The Sisters Brothers by Patrick deWitt
Best movie you’ve seen in the past year?
Billy Wilder's "The Apartment"
Favorite comic book character?
Thing you can’t do to save your life?
Drive a car.
Driving a car.
Best compliment anyone could give you?
Spending good money on my work even when it's easier to just grab it from a pirate site.
One random thought on God?
Life's tough, so I'm glad people are able to find comfort wherever they can.
Favorite thing to do in your spare time?
Favorite sports team?
These days, none. As a kid, the Pittsburgh Pirates
Best way for fans to contact you?

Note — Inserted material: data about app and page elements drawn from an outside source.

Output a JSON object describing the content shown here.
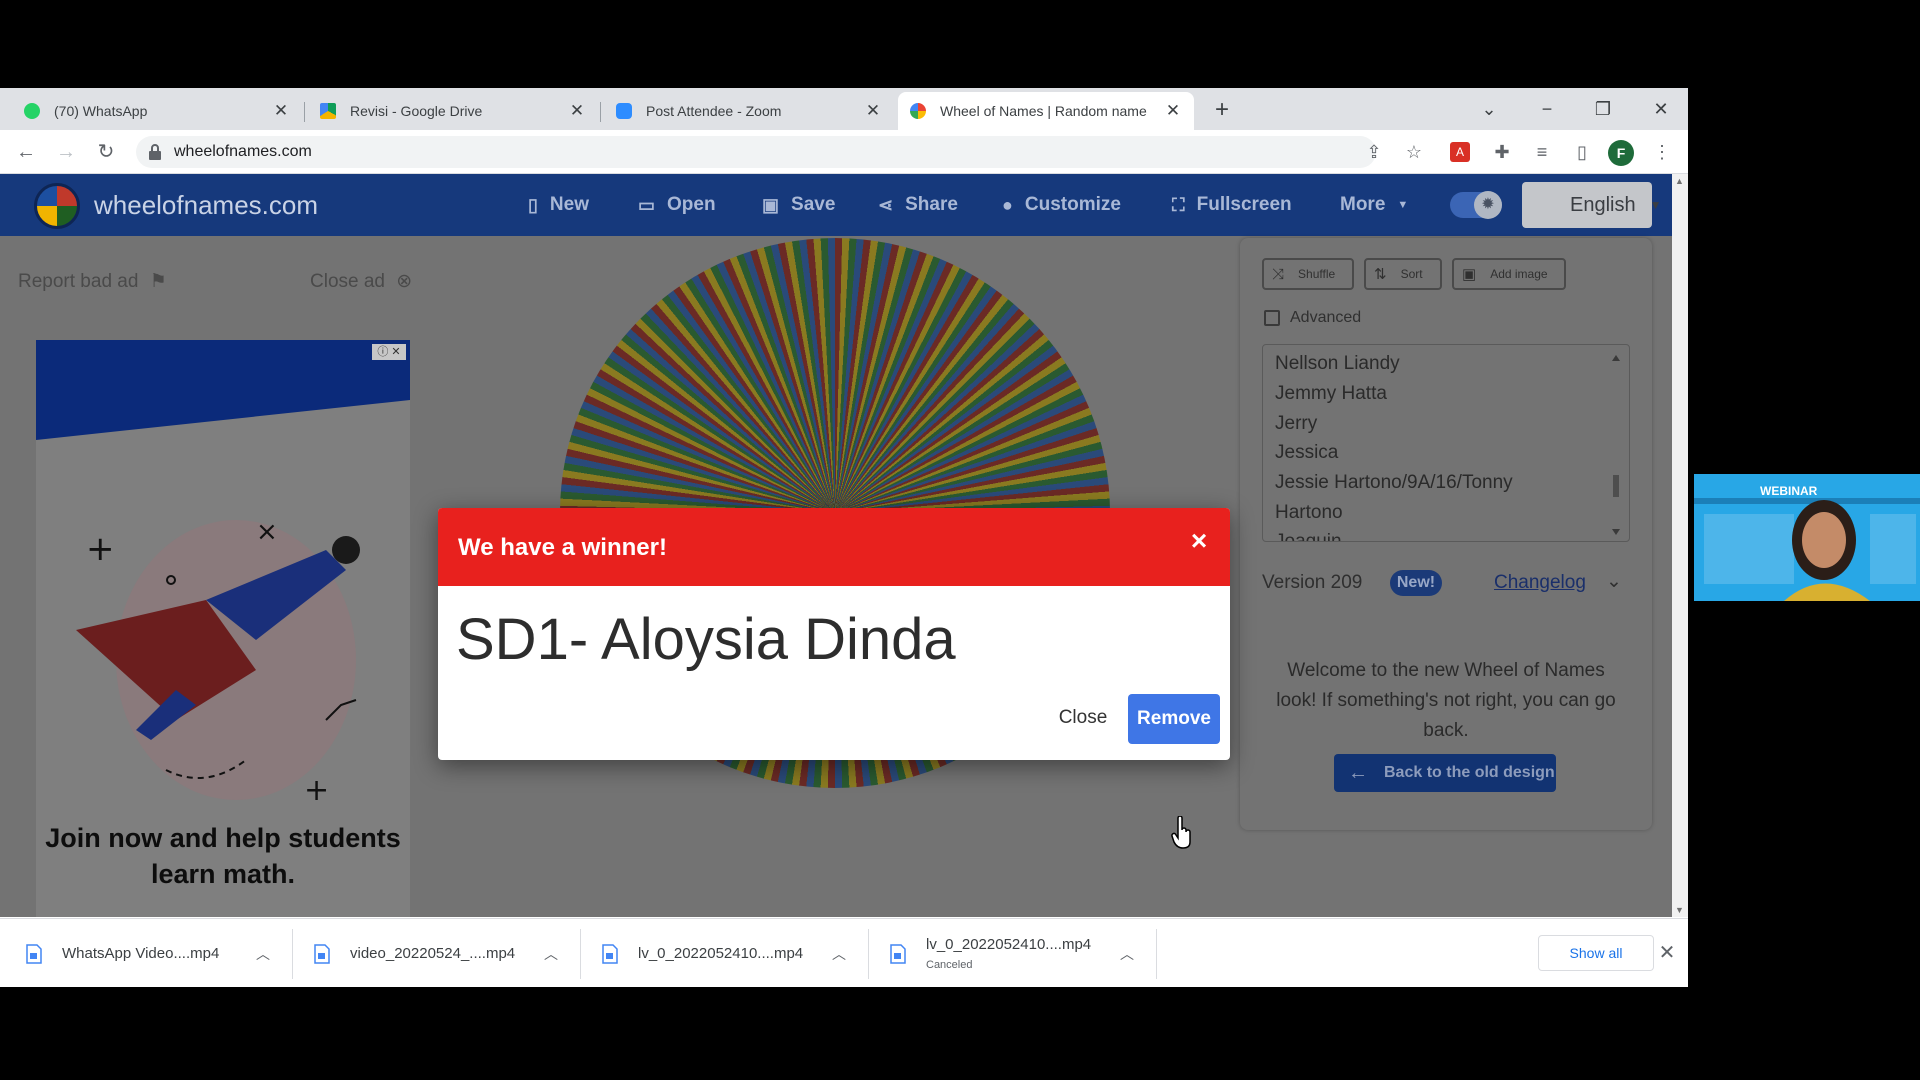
{
  "browser": {
    "tabs": [
      {
        "title": "(70) WhatsApp",
        "favicon_color": "#25d366"
      },
      {
        "title": "Revisi - Google Drive",
        "favicon_color": "#f4b400"
      },
      {
        "title": "Post Attendee - Zoom",
        "favicon_color": "#2d8cff"
      },
      {
        "title": "Wheel of Names | Random name",
        "favicon_color": "#ea4335"
      }
    ],
    "url": "wheelofnames.com",
    "profile_initial": "F"
  },
  "site": {
    "name": "wheelofnames.com",
    "nav": {
      "new": "New",
      "open": "Open",
      "save": "Save",
      "share": "Share",
      "customize": "Customize",
      "fullscreen": "Fullscreen",
      "more": "More"
    },
    "language": "English",
    "ad": {
      "report": "Report bad ad",
      "close": "Close ad",
      "headline": "Join now and help students learn math."
    },
    "panel": {
      "shuffle": "Shuffle",
      "sort": "Sort",
      "add_image": "Add image",
      "advanced": "Advanced",
      "names": [
        "Nellson Liandy",
        "Jemmy Hatta",
        "Jerry",
        "Jessica",
        "Jessie Hartono/9A/16/Tonny",
        "Hartono",
        "Joaquin"
      ],
      "version": "Version 209",
      "new_badge": "New!",
      "changelog": "Changelog",
      "welcome": "Welcome to the new Wheel of Names look! If something's not right, you can go back.",
      "back_button": "Back to the old design"
    },
    "modal": {
      "title": "We have a winner!",
      "winner": "SD1- Aloysia Dinda",
      "close": "Close",
      "remove": "Remove"
    }
  },
  "downloads": {
    "items": [
      {
        "name": "WhatsApp Video....mp4",
        "status": ""
      },
      {
        "name": "video_20220524_....mp4",
        "status": ""
      },
      {
        "name": "lv_0_2022052410....mp4",
        "status": ""
      },
      {
        "name": "lv_0_2022052410....mp4",
        "status": "Canceled"
      }
    ],
    "show_all": "Show all"
  },
  "webcam": {
    "banner": "WEBINAR"
  },
  "colors": {
    "navbar": "#16397c",
    "modal_header": "#e8211e",
    "remove_button": "#3f76e6"
  }
}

All product-related graphics in this article are standard publicity/promotional shots and are owned by their respective publisher. Steve Lieber photo credit: Steve LIeber, www.SteveLieber.com.

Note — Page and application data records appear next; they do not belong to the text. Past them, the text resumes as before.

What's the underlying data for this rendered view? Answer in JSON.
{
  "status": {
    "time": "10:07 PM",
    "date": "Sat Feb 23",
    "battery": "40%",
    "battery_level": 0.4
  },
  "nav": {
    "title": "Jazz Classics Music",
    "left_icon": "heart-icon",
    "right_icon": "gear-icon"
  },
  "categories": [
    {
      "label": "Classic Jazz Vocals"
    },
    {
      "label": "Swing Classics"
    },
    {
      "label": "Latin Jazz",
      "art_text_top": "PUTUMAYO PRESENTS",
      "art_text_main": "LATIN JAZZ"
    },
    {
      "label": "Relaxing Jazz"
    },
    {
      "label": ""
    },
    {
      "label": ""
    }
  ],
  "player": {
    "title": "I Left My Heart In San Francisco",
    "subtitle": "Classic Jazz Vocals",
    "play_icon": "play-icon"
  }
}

Denver Comic Con is an education program of Pop Culture Classroom, with nearly 400 hours of educational programming and 9,000 sq. ft. of convention floor dedicated to the Pop Culture Laboratory, an area designed to engage kids in S.T.E.A.M. educational activities, and spotlight the PCC program and its students and graduates. Further, it provides educational, youth-based programming and fun activities for our younger attendees and their families, and allows young creators to work directly with professionals from the comic book and animation industries as well as other creative professions. Learn more at :www.PopCultureClassroom.org